Website and app data records
◇ ◇ ◇

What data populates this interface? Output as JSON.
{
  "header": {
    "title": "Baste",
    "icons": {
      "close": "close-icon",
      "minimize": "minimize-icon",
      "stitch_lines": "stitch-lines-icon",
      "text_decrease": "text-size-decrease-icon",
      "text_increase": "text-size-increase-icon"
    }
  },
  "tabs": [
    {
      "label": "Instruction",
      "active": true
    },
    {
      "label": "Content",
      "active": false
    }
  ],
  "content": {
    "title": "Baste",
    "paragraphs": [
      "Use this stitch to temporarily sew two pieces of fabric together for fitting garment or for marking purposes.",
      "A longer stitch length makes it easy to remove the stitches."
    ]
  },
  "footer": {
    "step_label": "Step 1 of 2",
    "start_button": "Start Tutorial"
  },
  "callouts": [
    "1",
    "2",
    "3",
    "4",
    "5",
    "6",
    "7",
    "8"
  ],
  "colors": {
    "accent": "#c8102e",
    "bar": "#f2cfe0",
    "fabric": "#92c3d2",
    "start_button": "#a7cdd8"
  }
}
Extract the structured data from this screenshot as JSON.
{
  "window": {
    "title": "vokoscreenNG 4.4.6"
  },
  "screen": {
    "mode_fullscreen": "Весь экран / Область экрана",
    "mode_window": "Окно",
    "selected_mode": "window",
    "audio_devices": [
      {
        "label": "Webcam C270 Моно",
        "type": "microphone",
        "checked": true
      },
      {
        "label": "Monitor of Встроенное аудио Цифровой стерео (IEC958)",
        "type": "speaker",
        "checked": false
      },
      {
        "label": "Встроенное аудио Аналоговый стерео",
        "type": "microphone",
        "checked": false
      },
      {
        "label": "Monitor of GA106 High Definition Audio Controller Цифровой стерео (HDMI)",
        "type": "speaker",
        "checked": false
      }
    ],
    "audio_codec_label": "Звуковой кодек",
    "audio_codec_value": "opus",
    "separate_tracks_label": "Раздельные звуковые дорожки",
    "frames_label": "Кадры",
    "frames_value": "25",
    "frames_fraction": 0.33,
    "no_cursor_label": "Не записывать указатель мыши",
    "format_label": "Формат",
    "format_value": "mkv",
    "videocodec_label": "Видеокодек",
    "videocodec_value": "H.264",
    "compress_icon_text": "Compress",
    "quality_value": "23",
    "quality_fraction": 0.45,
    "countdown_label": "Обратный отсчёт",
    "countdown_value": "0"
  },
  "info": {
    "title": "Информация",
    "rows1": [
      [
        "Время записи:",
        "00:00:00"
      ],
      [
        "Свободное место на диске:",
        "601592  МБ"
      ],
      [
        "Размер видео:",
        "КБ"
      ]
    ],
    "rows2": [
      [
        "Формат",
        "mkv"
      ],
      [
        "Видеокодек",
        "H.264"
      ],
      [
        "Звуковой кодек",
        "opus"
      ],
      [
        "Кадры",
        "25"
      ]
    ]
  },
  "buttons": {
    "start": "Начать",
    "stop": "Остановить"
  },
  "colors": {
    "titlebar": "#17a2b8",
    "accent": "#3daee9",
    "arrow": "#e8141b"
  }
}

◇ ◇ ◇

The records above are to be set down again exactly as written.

# [REPLY]
What data populates this interface? Output as JSON.
{
  "header": {
    "title": "Baste",
    "icons": {
      "close": "close-icon",
      "minimize": "minimize-icon",
      "stitch_lines": "stitch-lines-icon",
      "text_decrease": "text-size-decrease-icon",
      "text_increase": "text-size-increase-icon"
    }
  },
  "tabs": [
    {
      "label": "Instruction",
      "active": true
    },
    {
      "label": "Content",
      "active": false
    }
  ],
  "content": {
    "title": "Baste",
    "paragraphs": [
      "Use this stitch to temporarily sew two pieces of fabric together for fitting garment or for marking purposes.",
      "A longer stitch length makes it easy to remove the stitches."
    ]
  },
  "footer": {
    "step_label": "Step 1 of 2",
    "start_button": "Start Tutorial"
  },
  "callouts": [
    "1",
    "2",
    "3",
    "4",
    "5",
    "6",
    "7",
    "8"
  ],
  "colors": {
    "accent": "#c8102e",
    "bar": "#f2cfe0",
    "fabric": "#92c3d2",
    "start_button": "#a7cdd8"
  }
}
Extract the structured data from this screenshot as JSON.
{
  "window": {
    "title": "vokoscreenNG 4.4.6"
  },
  "screen": {
    "mode_fullscreen": "Весь экран / Область экрана",
    "mode_window": "Окно",
    "selected_mode": "window",
    "audio_devices": [
      {
        "label": "Webcam C270 Моно",
        "type": "microphone",
        "checked": true
      },
      {
        "label": "Monitor of Встроенное аудио Цифровой стерео (IEC958)",
        "type": "speaker",
        "checked": false
      },
      {
        "label": "Встроенное аудио Аналоговый стерео",
        "type": "microphone",
        "checked": false
      },
      {
        "label": "Monitor of GA106 High Definition Audio Controller Цифровой стерео (HDMI)",
        "type": "speaker",
        "checked": false
      }
    ],
    "audio_codec_label": "Звуковой кодек",
    "audio_codec_value": "opus",
    "separate_tracks_label": "Раздельные звуковые дорожки",
    "frames_label": "Кадры",
    "frames_value": "25",
    "frames_fraction": 0.33,
    "no_cursor_label": "Не записывать указатель мыши",
    "format_label": "Формат",
    "format_value": "mkv",
    "videocodec_label": "Видеокодек",
    "videocodec_value": "H.264",
    "compress_icon_text": "Compress",
    "quality_value": "23",
    "quality_fraction": 0.45,
    "countdown_label": "Обратный отсчёт",
    "countdown_value": "0"
  },
  "info": {
    "title": "Информация",
    "rows1": [
      [
        "Время записи:",
        "00:00:00"
      ],
      [
        "Свободное место на диске:",
        "601592  МБ"
      ],
      [
        "Размер видео:",
        "КБ"
      ]
    ],
    "rows2": [
      [
        "Формат",
        "mkv"
      ],
      [
        "Видеокодек",
        "H.264"
      ],
      [
        "Звуковой кодек",
        "opus"
      ],
      [
        "Кадры",
        "25"
      ]
    ]
  },
  "buttons": {
    "start": "Начать",
    "stop": "Остановить"
  },
  "colors": {
    "titlebar": "#17a2b8",
    "accent": "#3daee9",
    "arrow": "#e8141b"
  }
}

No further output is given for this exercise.